I owned a Kinetico in my last home, which I sold with the house when I moved. Was it worth th $2500? Looking back, it was overpriced even tho it worked fine for the 5 years I was there. I wouldn't purchase another one, just because of the cost, but I'd buy a used one at a good price.
Here's a place that both my brother and a friend have purchased water softeners from, and have had very good luck with them. It's more than just a "name" on a softener, it's the sum of the parts that make it a good system.
I am planning on getting a water softener soon. I live in West Texas (Midland) and the water is terrible, the city of Midland said you can set your water softener for 25 gpg but their water report says it gets between 35-40 gpg on occasion. I am going to make sure I get an good unit with a Fleck valve but can anyone tell me the improvements that I will notice when the change is made from hard water to soft. I know the lines will have to purge for a while but I never hear about the things people notice for the first couple of months, (spots gone or reduced, bath tub ring gone or reduced, softer skin, etc). I would like to surprise my wife and kids and just see what they say when they notice the difference but I would like to hear what others have niticed too.
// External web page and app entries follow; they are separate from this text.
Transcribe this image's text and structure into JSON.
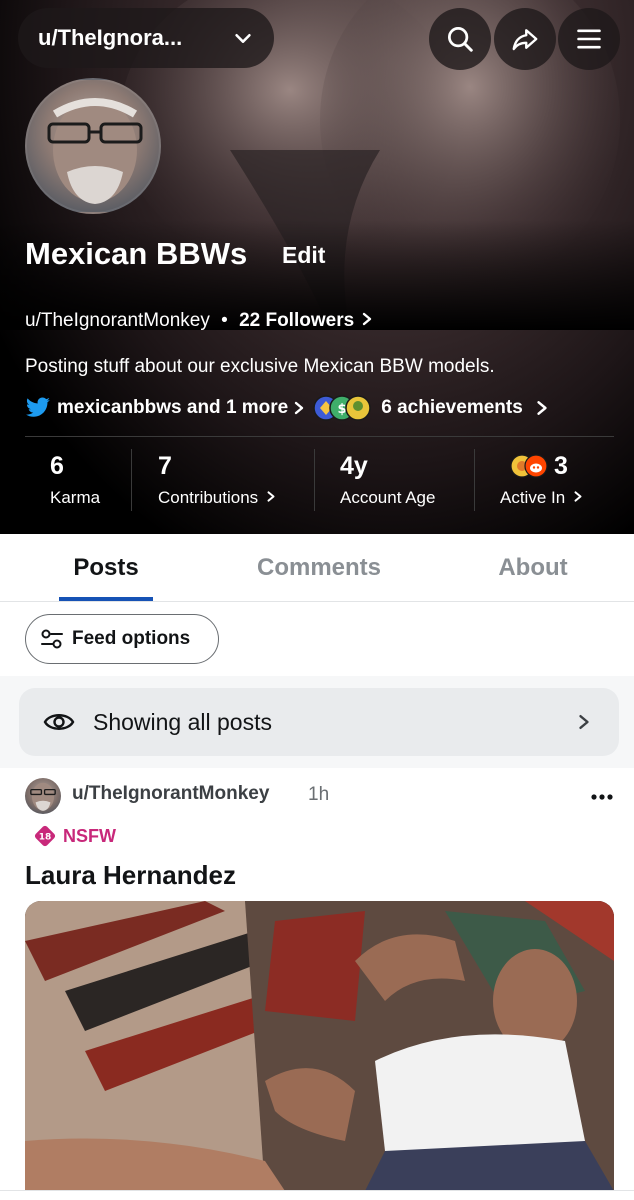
{
  "nav": {
    "username_short": "u/TheIgnora...",
    "icons": [
      "chevron-down-icon",
      "search-icon",
      "share-icon",
      "menu-icon"
    ]
  },
  "profile": {
    "display_name": "Mexican BBWs",
    "edit_label": "Edit",
    "username": "u/TheIgnorantMonkey",
    "separator": "•",
    "followers_label": "22 Followers",
    "bio": "Posting stuff about our exclusive Mexican BBW models.",
    "social_link": "mexicanbbws and 1 more",
    "achievements_label": "6 achievements"
  },
  "stats": [
    {
      "value": "6",
      "label": "Karma"
    },
    {
      "value": "7",
      "label": "Contributions"
    },
    {
      "value": "4y",
      "label": "Account Age"
    },
    {
      "value": "3",
      "label": "Active In"
    }
  ],
  "tabs": [
    "Posts",
    "Comments",
    "About"
  ],
  "active_tab": "Posts",
  "feed": {
    "options_label": "Feed options",
    "showing_label": "Showing all posts"
  },
  "post": {
    "author": "u/TheIgnorantMonkey",
    "time": "1h",
    "nsfw_badge_number": "18",
    "nsfw_label": "NSFW",
    "title": "Laura Hernandez"
  },
  "colors": {
    "accent_underline": "#1652b5",
    "nsfw": "#c8287a",
    "twitter": "#1d9bf0",
    "header_bg": "#000000"
  }
}
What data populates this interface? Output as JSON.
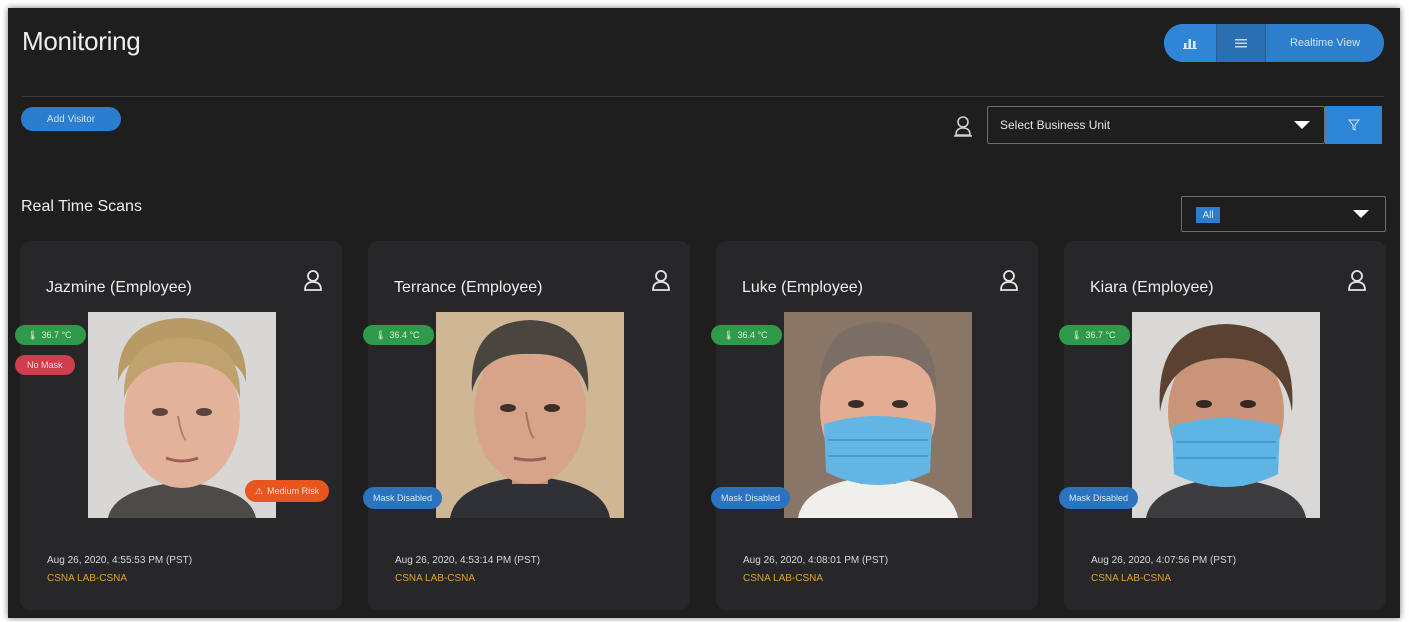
{
  "header": {
    "title": "Monitoring",
    "view_toggle": {
      "chart_icon": "bar-chart-icon",
      "list_icon": "list-icon",
      "realtime_label": "Realtime View"
    }
  },
  "toolbar": {
    "add_visitor_label": "Add Visitor",
    "business_unit_icon": "person-pin-icon",
    "business_unit_placeholder": "Select Business Unit",
    "filter_icon": "filter-icon"
  },
  "scans": {
    "section_title": "Real Time Scans",
    "filter_value": "All",
    "cards": [
      {
        "name": "Jazmine (Employee)",
        "temperature": "36.7 °C",
        "mask_status": "No Mask",
        "risk": "Medium Risk",
        "timestamp": "Aug 26, 2020, 4:55:53 PM (PST)",
        "location": "CSNA LAB-CSNA"
      },
      {
        "name": "Terrance (Employee)",
        "temperature": "36.4 °C",
        "mask_status": "Mask Disabled",
        "timestamp": "Aug 26, 2020, 4:53:14 PM (PST)",
        "location": "CSNA LAB-CSNA"
      },
      {
        "name": "Luke (Employee)",
        "temperature": "36.4 °C",
        "mask_status": "Mask Disabled",
        "timestamp": "Aug 26, 2020, 4:08:01 PM (PST)",
        "location": "CSNA LAB-CSNA"
      },
      {
        "name": "Kiara (Employee)",
        "temperature": "36.7 °C",
        "mask_status": "Mask Disabled",
        "timestamp": "Aug 26, 2020, 4:07:56 PM (PST)",
        "location": "CSNA LAB-CSNA"
      }
    ]
  },
  "colors": {
    "background": "#1e1e1f",
    "card": "#272729",
    "accent_blue": "#2b7dd0",
    "temp_green": "#2f9a4a",
    "no_mask_red": "#cf3d4e",
    "risk_orange": "#e8551f",
    "location_gold": "#e0a12a"
  }
}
I guess our water is more on the extreme as far as hard water goes.
All cycle positions of a regeneration are adjustable on both the 9000 and 9100 in either the mechanical or SE (electronic) versions.
The length of time of each cycle position (backwash, brine draw, brine refill, rapid rinse and final rinse) is set based on the volume and type of resin being used and the volume of resin dictates the size of the tank used. The DLFC (drain line flow control sized by its gpm) size is dictated by the volume of resin. So it is not the valve that uses water Andy, it is the entire softener.
If I put two softeners using the Clack WS-1 together with the alternating motor control, I can go co or counter current regenerated with soft water refill and regeneration on an immediate or delayed basis getting water through both at the same time.
I can use that setup on tanks from 6" x 18" up to 21" diameter. If I want to I can used packed bed resin beds and set the salt dose in tenths of a lb.. Meaning... that with the same type of resin I can get exactly the same salt efficiency and possibly better water use efficiency than your Kinetico AND cut the cost in half or more plus... the whole softener is DIYer friendly. Your Kinetico is very DIYer UNfriendly, the owner can't change any setting including their hardness without buying and changing parts from only the local dealer but...
Andy, why is a couple lbs of salt more or less per week so important to you?
Also, tell us specifically how the Kinetico works differently than the 9000 or 9100, or 2 Clacks as a twin tank softener.